The Canadian fiscal transfer system is relatively simple and designed to address fiscal imbalances arising from economic differences across provinces and territories that are related to per capita income and natural resource endowments.
Canadians can be proud that our graduates are among the most productive and respected researchers in the fields of health services, health policy and health economics. Yet our own health system continues to under-perform.
Canada has a mismatch between the world-class quality of research we produce on health every year and how that research is implemented into our healthcare system.
How much should the federal government pay towards health care costs? Hardly a week goes by without this thorny issue being disputed between federal and provincial governments.
Canada has a mismatch between the world class quality of research we produce on health every year and how that research is implemented into our healthcare system.
Recently, the Canadian Public Health Association (CPHA) celebrated the fact that the average lifespan of Canadians has increased by more than 30 years since the early 1900s. That’s something we can all celebrate.
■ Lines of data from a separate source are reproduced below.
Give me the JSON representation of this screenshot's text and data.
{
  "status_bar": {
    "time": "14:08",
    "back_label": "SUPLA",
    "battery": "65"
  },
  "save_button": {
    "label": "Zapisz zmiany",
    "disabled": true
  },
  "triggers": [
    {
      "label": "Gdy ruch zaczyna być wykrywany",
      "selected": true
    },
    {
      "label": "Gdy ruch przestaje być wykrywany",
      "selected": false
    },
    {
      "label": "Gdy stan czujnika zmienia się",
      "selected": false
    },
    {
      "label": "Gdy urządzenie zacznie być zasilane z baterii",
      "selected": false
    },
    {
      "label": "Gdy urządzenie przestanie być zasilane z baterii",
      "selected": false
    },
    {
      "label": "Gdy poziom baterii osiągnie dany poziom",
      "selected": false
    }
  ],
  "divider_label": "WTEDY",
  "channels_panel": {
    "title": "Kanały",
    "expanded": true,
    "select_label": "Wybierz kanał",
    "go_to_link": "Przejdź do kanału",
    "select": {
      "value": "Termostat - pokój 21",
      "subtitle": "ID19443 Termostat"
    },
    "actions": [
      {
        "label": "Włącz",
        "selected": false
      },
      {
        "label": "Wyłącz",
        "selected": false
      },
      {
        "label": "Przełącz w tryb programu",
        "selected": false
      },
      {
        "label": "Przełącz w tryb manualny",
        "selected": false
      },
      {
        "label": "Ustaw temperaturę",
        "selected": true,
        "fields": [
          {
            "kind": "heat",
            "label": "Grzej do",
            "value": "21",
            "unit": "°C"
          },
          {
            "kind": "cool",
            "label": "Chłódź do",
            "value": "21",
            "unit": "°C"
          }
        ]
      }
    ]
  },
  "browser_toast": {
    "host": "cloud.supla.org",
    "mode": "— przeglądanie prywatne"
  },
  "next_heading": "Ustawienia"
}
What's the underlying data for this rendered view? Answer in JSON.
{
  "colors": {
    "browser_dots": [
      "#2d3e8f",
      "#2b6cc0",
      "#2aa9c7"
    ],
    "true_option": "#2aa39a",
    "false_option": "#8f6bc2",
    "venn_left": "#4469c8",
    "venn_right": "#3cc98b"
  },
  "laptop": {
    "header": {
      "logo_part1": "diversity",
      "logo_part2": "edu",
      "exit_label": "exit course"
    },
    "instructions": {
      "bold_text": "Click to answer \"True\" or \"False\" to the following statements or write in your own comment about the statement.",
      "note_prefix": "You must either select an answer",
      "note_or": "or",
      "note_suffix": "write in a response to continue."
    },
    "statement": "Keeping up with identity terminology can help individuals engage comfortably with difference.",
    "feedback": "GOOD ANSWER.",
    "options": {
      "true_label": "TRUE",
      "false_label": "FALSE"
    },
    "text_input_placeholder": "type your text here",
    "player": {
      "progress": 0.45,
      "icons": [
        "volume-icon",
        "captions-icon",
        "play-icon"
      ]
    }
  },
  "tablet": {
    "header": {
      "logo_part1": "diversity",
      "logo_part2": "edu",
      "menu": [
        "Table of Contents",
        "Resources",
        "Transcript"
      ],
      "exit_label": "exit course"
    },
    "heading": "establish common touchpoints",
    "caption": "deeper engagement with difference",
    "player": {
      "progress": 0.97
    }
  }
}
Investing in social programs improves social conditions and, as a consequence, improves people’s lives. That’s fairly obvious. What hasn’t always been as obvious, however, is that such social spending doesn’t tend to come at the cost of economic growth.
When the previous Health Accord expired in 2014, the Harper government unilaterally established a new funding model for federal health transfer payments to the provinces and territories based on an equal per capita basis.
Later this month, Canada’s Minister of Health, Dr. Jane Philpott, will meet with her provincial and territorial counterparts in Vancouver. This is no ordinary get-together.